A scene of Jennie and Eben having a picnic after witnessing the ceremony in the convent, features in the original screenplay. It was filmed but deleted when it looked as if Jennie's hair was blending into the tree next to her. The scene that featured Jennie doing a dance choreographed by Jerome Robbins took over ten days to film, but was not used in the completed film.
When it was released in December 1948, it was not a success, but today it is considered a classic in the fantasy genre, with a 91% "fresh" rating on Rotten Tomatoes. Upon its release, The New York Times reviewer Bosley Crowther called it "deficient and disappointing in the extreme;" but the Variety reviewers found the story was "told with style, taste and dignity."
"Portrait of Jennie," the title song written by J. Russell Robinson, subsequently became a hit for Nat King Cole. An EmArcy Records (MG-36005) recording, Clifford Brown with Strings (recorded January 18, 19, 20, 1955) featured the late great, lyrical jazz trumpeter, Clifford Brown with his poignant readings of several standards and evergreens including "Portrait of Jenny." Although this instrumental version of the song was arranged by Neal Hefti for Mr. Brown's date, it should be noted that the melodic line is close to what Nat King Cole had recorded in 1948. However, for some unknown reason, the track listing appears on Mr. Brown's lp (long play vinyl) jacket cover with the spelling of the name, "Jenny" with a "y" instead of an "ie." In other words, despite the spelling difference of the song's name, the melody IS the same. It was even revisited in 1958 by pianist Red Garland on Manteca, and again in 1966 by jazz trumpeter Blue Mitchell on his Bring It Home to Me.
Joseph Cotten's performance as Eben Adams won the International Prize for Best Actor at the 1949 Venice International Film Festival.
The film is recognized by American Film Institute in these lists:
- 2002: AFI's 100 Years...100 Passions – Nominated
- 2008: AFI's 10 Top 10:
- Nominated Fantasy Film

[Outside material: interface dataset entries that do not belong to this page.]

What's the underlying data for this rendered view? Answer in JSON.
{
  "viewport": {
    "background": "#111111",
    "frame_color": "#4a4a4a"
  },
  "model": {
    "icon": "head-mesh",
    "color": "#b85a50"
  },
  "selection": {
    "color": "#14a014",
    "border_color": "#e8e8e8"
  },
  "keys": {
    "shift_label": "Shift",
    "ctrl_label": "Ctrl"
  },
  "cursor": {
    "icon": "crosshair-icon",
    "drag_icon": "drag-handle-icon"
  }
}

Portrait of Jennie was presented on the radio program Academy Award on December 4, 1946. Joan Fontaine starred in the adaptation. Lux Radio Theatre presented an hour-long adaptation of the film on October 31, 1949, again starring Joseph Cotten, but this time with Anne Baxter in the role of Jennie.
- Portrait of Jennie entry, Fantastic Fiction website. Accessed Feb. 7, 2014.
- Thomson, David. Showman: The Life of David O. Selznick (Abacus, 1993), p. 521.
- Cotton, Joseph. Vanity Will Get You Somewhere, iUniverse (2000).
- Thomson, David. Showman: The Life of David O. Selznik (Knopf, 1992).
- Portrait of Jennie at Rotten Tomatoes
- Crowther, Bosley. "Selznick's 'Portrait of Jennie,' With Cotten and Jennifer Jones, Opens at Rivoli," New York Times (March 30, 1949).
- Variety Staff. "Portrait of Jennie is an unusual screen romance. The story of an ethereal romance between two generations is told with style, taste and dignity.," Variety (Dec. 31, 1947).
- "AFI's 100 Years...100 Passions Nominees" (PDF). Retrieved 2016-08-19.
- "AFI's 10 Top 10 Nominees" (PDF). Archived from the original on 2011-07-16. Retrieved 2016-08-19.
- "Joan Fontaine Heard Wednesday In "Oscar" Role". Harrisburg Telegraph. November 30, 1946. p. 17. Retrieved September 12, 2015 – via Newspapers.com.
- Portrait of Jennie on IMDb
- Portrait of Jennie at AllMovie
- Portrait of Jennie at the TCM Movie Database
- Portrait of Jennie at the American Film Institute Catalog
- Walker, John A. Portrait of Jennie (1948) film review. artdesigncafe. (23 February 2011). Retrieved 2 July 2011.